An epidemiological survey of neonatal sepsis in a hospital in Western Nigeria

24 May 2019

The study examined occurrence of bacterial pathogens associated with neonatal sepsis in a hospital setting. A prospective cross-sectional study was carried out on neonates with sepsis who were admitted to the neonatal ward of Obafemi Awolowo University Teaching Hospital Complex, Ile-Ife, Nigeria over a six-month period. One hundred samples for microbiological evaluation were collected from the neonates excluding those on prior antibiotic therapy. Microbiological examination and analysis of a variety of samples, processed according to standard procedures for isolation and identification of pathogenic bacteria and antibiotic sensitivity testing, was carried out on bacterial isolates. Among the 100 samples collected and processed, Staphylococcus aureus accounted for 28%, Klebsiella and Pseudomonas species 13% each, Proteus species 10%, other Enterobacteriaciae 9%, Neisseria gonorrhoea 8%, beta-haemolytic Streptococcus 5 and 14% showed no bacterial growth. Antibiotic sensitivity patterns of the bacterial isolates showed that most were sensitive to oxfloxacin. However, a significant number of them showed resistance to commonly used antibiotics such as ampicillin and penicillin. Bacterial pathogens in neonates with sepsis vary from Gram-positive bacteria, mostly S. aureus to Gram-negative bacilli, mainly Klebsiella and Pseudomonas species.
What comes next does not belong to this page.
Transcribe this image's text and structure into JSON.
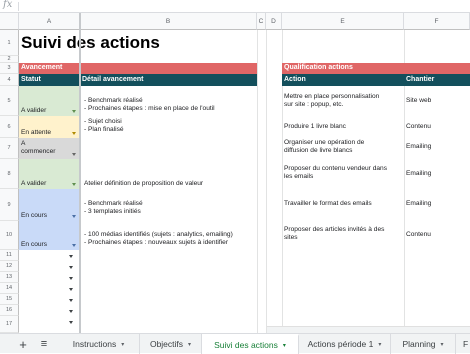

Improvement in hygienic practices in both the wards and nurseries is required to reduce mortality rate in the hospital.